(SUPPLIED ENTRIES Opens)
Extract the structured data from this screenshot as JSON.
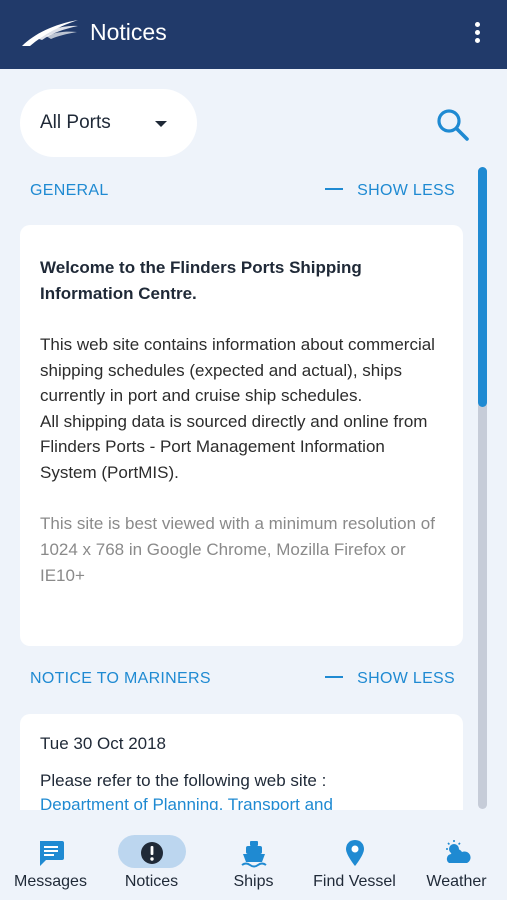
{
  "app": {
    "title": "Notices"
  },
  "filter": {
    "selected_port": "All Ports"
  },
  "sections": [
    {
      "title": "GENERAL",
      "toggle_label": "SHOW LESS",
      "card": {
        "lead": "Welcome to the Flinders Ports Shipping Information Centre.",
        "body_1": "This web site contains information about commercial shipping schedules (expected and actual), ships currently in port and cruise ship schedules.",
        "body_2": "All shipping data is sourced directly and online from Flinders Ports - Port Management Information System (PortMIS).",
        "muted": "This site is best viewed with a minimum resolution of 1024 x 768 in Google Chrome, Mozilla Firefox or IE10+"
      }
    },
    {
      "title": "NOTICE TO MARINERS",
      "toggle_label": "SHOW LESS",
      "card": {
        "date": "Tue 30 Oct 2018",
        "refer": "Please refer to the following web site :",
        "link": "Department of Planning, Transport and"
      }
    }
  ],
  "scrollbar": {
    "position_fraction": 0
  },
  "nav": [
    {
      "label": "Messages",
      "icon": "message-icon"
    },
    {
      "label": "Notices",
      "icon": "alert-icon",
      "active": true
    },
    {
      "label": "Ships",
      "icon": "ship-icon"
    },
    {
      "label": "Find Vessel",
      "icon": "location-pin-icon"
    },
    {
      "label": "Weather",
      "icon": "weather-icon"
    }
  ],
  "colors": {
    "header": "#213a6a",
    "accent": "#1f8ad2",
    "background": "#eef3fa",
    "active_pill": "#bcd6ef"
  }
}
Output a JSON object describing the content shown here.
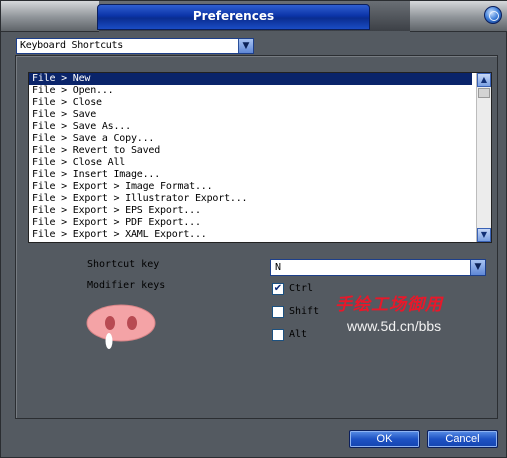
{
  "window": {
    "title": "Preferences"
  },
  "category_dropdown": {
    "value": "Keyboard Shortcuts"
  },
  "shortcut_list": {
    "items": [
      "File > New",
      "File > Open...",
      "File > Close",
      "File > Save",
      "File > Save As...",
      "File > Save a Copy...",
      "File > Revert to Saved",
      "File > Close All",
      "File > Insert Image...",
      "File > Export > Image Format...",
      "File > Export > Illustrator Export...",
      "File > Export > EPS Export...",
      "File > Export > PDF Export...",
      "File > Export > XAML Export..."
    ],
    "selected_index": 0
  },
  "labels": {
    "shortcut_key": "Shortcut key",
    "modifier_keys": "Modifier keys"
  },
  "shortcut_key_dropdown": {
    "value": "N"
  },
  "modifiers": [
    {
      "label": "Ctrl",
      "checked": true
    },
    {
      "label": "Shift",
      "checked": false
    },
    {
      "label": "Alt",
      "checked": false
    }
  ],
  "watermark": {
    "text_cn": "手绘工场御用",
    "url": "www.5d.cn/bbs"
  },
  "buttons": {
    "ok": "OK",
    "cancel": "Cancel"
  },
  "colors": {
    "selection": "#0a246a",
    "watermark_red": "#e8182a",
    "pig_pink": "#f4a3a6"
  }
}
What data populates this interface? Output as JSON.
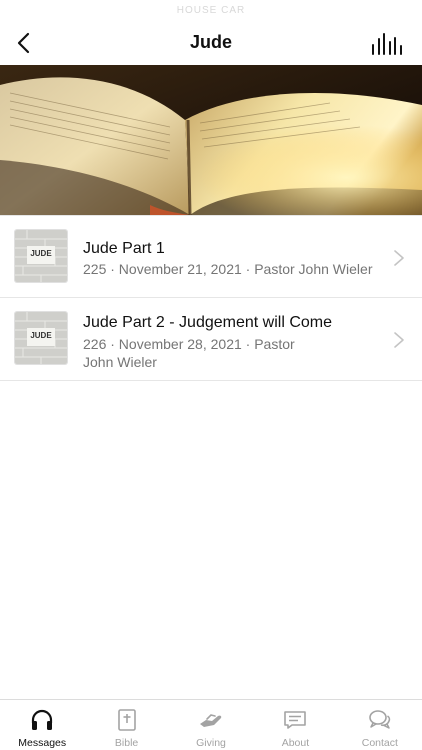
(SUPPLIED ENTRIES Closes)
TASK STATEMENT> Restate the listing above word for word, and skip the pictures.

RESPONSE>
Extract the structured data from this screenshot as JSON.
{
  "app": {
    "title": "Notices"
  },
  "filter": {
    "selected_port": "All Ports"
  },
  "sections": [
    {
      "title": "GENERAL",
      "toggle_label": "SHOW LESS",
      "card": {
        "lead": "Welcome to the Flinders Ports Shipping Information Centre.",
        "body_1": "This web site contains information about commercial shipping schedules (expected and actual), ships currently in port and cruise ship schedules.",
        "body_2": "All shipping data is sourced directly and online from Flinders Ports - Port Management Information System (PortMIS).",
        "muted": "This site is best viewed with a minimum resolution of 1024 x 768 in Google Chrome, Mozilla Firefox or IE10+"
      }
    },
    {
      "title": "NOTICE TO MARINERS",
      "toggle_label": "SHOW LESS",
      "card": {
        "date": "Tue 30 Oct 2018",
        "refer": "Please refer to the following web site :",
        "link": "Department of Planning, Transport and"
      }
    }
  ],
  "scrollbar": {
    "position_fraction": 0
  },
  "nav": [
    {
      "label": "Messages",
      "icon": "message-icon"
    },
    {
      "label": "Notices",
      "icon": "alert-icon",
      "active": true
    },
    {
      "label": "Ships",
      "icon": "ship-icon"
    },
    {
      "label": "Find Vessel",
      "icon": "location-pin-icon"
    },
    {
      "label": "Weather",
      "icon": "weather-icon"
    }
  ],
  "colors": {
    "header": "#213a6a",
    "accent": "#1f8ad2",
    "background": "#eef3fa",
    "active_pill": "#bcd6ef"
  }
}
Output a JSON object describing the content shown here.
{
  "window": {
    "title": "Preferences"
  },
  "category_dropdown": {
    "value": "Keyboard Shortcuts"
  },
  "shortcut_list": {
    "items": [
      "File > New",
      "File > Open...",
      "File > Close",
      "File > Save",
      "File > Save As...",
      "File > Save a Copy...",
      "File > Revert to Saved",
      "File > Close All",
      "File > Insert Image...",
      "File > Export > Image Format...",
      "File > Export > Illustrator Export...",
      "File > Export > EPS Export...",
      "File > Export > PDF Export...",
      "File > Export > XAML Export..."
    ],
    "selected_index": 0
  },
  "labels": {
    "shortcut_key": "Shortcut key",
    "modifier_keys": "Modifier keys"
  },
  "shortcut_key_dropdown": {
    "value": "N"
  },
  "modifiers": [
    {
      "label": "Ctrl",
      "checked": true
    },
    {
      "label": "Shift",
      "checked": false
    },
    {
      "label": "Alt",
      "checked": false
    }
  ],
  "watermark": {
    "text_cn": "手绘工场御用",
    "url": "www.5d.cn/bbs"
  },
  "buttons": {
    "ok": "OK",
    "cancel": "Cancel"
  },
  "colors": {
    "selection": "#0a246a",
    "watermark_red": "#e8182a",
    "pig_pink": "#f4a3a6"
  }
}
What data populates this interface? Output as JSON.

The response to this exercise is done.